Riley clearly set out to use the Hokies’ aggressiveness against them. His strategy paid off in the form of explosive plays off of vertical routes against single coverage. In particular, outside receiver Cam Worthy (6-3, 220) used his size advantage to have his way with Tech’s much smaller corners. Worthy ended the game with 6 receptions for 224 yards (37.3 yards per catch), representing easily his biggest game of the year.
Let's have a quick look at three different examples to get an idea of what Riley was up to.

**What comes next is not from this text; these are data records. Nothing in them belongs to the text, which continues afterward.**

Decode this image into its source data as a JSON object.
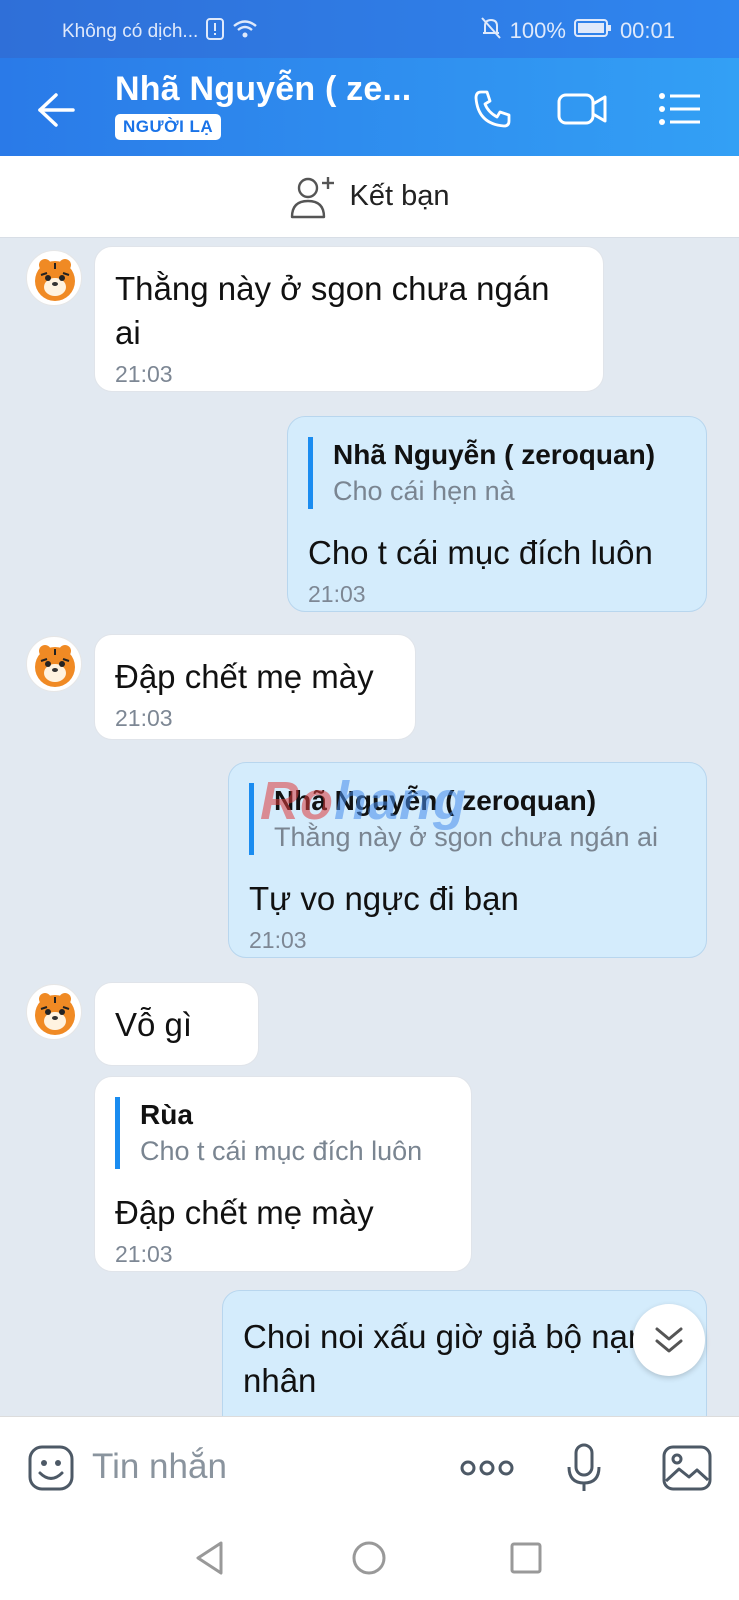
{
  "status_bar": {
    "carrier": "Không có dịch...",
    "battery": "100%",
    "time": "00:01"
  },
  "header": {
    "contact_name": "Nhã Nguyễn ( ze...",
    "badge": "NGƯỜI LẠ",
    "icons": [
      "back-arrow-icon",
      "phone-icon",
      "video-call-icon",
      "menu-icon"
    ]
  },
  "friend_bar": {
    "label": "Kết bạn"
  },
  "messages": [
    {
      "direction": "in",
      "text": "Thằng này ở sgon chưa ngán ai",
      "time": "21:03"
    },
    {
      "direction": "out",
      "quote_name": "Nhã Nguyễn ( zeroquan)",
      "quote_text": "Cho cái hẹn nà",
      "text": "Cho t cái mục đích luôn",
      "time": "21:03"
    },
    {
      "direction": "in",
      "text": "Đập chết mẹ mày",
      "time": "21:03"
    },
    {
      "direction": "out",
      "quote_name": "Nhã Nguyễn ( zeroquan)",
      "quote_text": "Thằng này ở sgon chưa ngán ai",
      "text": "Tự vo ngực đi bạn",
      "time": "21:03"
    },
    {
      "direction": "in",
      "text": "Vỗ gì"
    },
    {
      "direction": "in",
      "quote_name": "Rùa",
      "quote_text": "Cho t cái mục đích luôn",
      "text": "Đập chết mẹ mày",
      "time": "21:03"
    },
    {
      "direction": "out",
      "text": "Choi noi xấu giờ giả bộ nạn nhân"
    }
  ],
  "watermark": {
    "part_a": "Ro",
    "part_b": "hang"
  },
  "input_bar": {
    "placeholder": "Tin nhắn"
  },
  "colors": {
    "header": "#2a7ae8",
    "incoming_bubble": "#ffffff",
    "outgoing_bubble": "#d4ecfc",
    "quote_bar": "#1a8cf0",
    "background": "#e2e9f1"
  }
}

In the sequence above, Riley has ECU lined up in 10 personnel with a 2x2 set (two split receivers on both the right and left sides of the field). Tech plays Cover 1 and brings five rushers at the snap, with a sixth coming on a delayed blitz from the middle linebacker position. The Hokie corners are pressing the Pirate receivers, except for Brandon Facyson (No. 31), who’s giving Worthy (No. 9) a 10-yard cushion at the top of the screen.
While the outside receivers run go routes, both inside receivers stay toward the middle of the field on relatively short patterns. Worthy hauls in a 47-yard bomb from Carden, as free safety Detrick Bonner arrives a beat too late to break up the throw.
The keys to making this play work are simply Carden recognizing all the open grass behind Facyson and then utilizing Worthy’s height advantage over the 5-11 cover man.
Later in the half, ECU victimizes Tech’s other corner, 5-11 Donovan Riley (No. 2), with a deep ball to Worthy.
In this instance, the Hokies initially show Cover 1. Before the snap, nickelback Chuck Clark (No. 19) leaves his man in the slot on the left side of the formation, Isaiah Jones (No. 7) to blitz Carden. The deep safety replaces Clark in man coverage on Jones, leaving Tech in Cover 0. Here's what Carden sees after the snap:
No help for for the cover men.
Again, Carden unloads one to Worthy for a 36-yard gain. With a better throw, that's six.
Worthy didn’t do all of his damage downfield, though.
On this play, the Pirates line up in a 2x2 formation, while Tech shows Cover 1. The Hokies blitz both interior linebackers up the middle, which clears out the middle of the field – Carden should be able to see open grass right away.
Lined up as an inside receiver on the left side of the line, Worthy gets an inside step off the line on corner Kendall Fuller (No. 11) and runs a dig route.
Tech rover Kyshoen Jarrett (No. 34) is playing middle safety and actually gets a good break on the throw from Carden, but it’s not good enough. Worthy secures the catch on the run and takes the ball down to Tech's 1 yard line.
Riley didn't do anything revolutionary in this game. I didn't notice any fancy wrinkles or gimmicks. Instead, I decided to write about this particular game because I felt the offensive game plan demonstrated both his aggressiveness and his ability to find ways to exploit the opportunities presented by an opponent.
Against Tech, Riley clearly saw an opening to beat the Hokies downfield. Twelve of ECU’s 47 passes in the game went at least 20 yards. The Pirates completed six for 214 yards, a little more than 40 percent of their total offense for the contest
ECU’s offensive success flowed from that ability to stretch out Tech’s defense. Forcing the Hokies to respect the deep ball gave Carden and his wideouts some breathing room on shorter routes and mitigated VT's pass rush. Meanwhile, even though Air Raid skeptics might bemoan the heavy run-pass imbalance, Riley mixed in enough draws and inside run calls to take advantage of an opponent that was whipping his offensive line at the point of attack.
Overall, the most encouraging thing to take from this game might not be the execution from play to play, but rather how Riley appeared to implement a cohesive blueprint to upset a team that was undoubtedly more talented. As Oklahoma’s offensive coordinator, he won’t face many situations where he is outgunned to the extent his squad was here. That should frighten opposing coaches this year.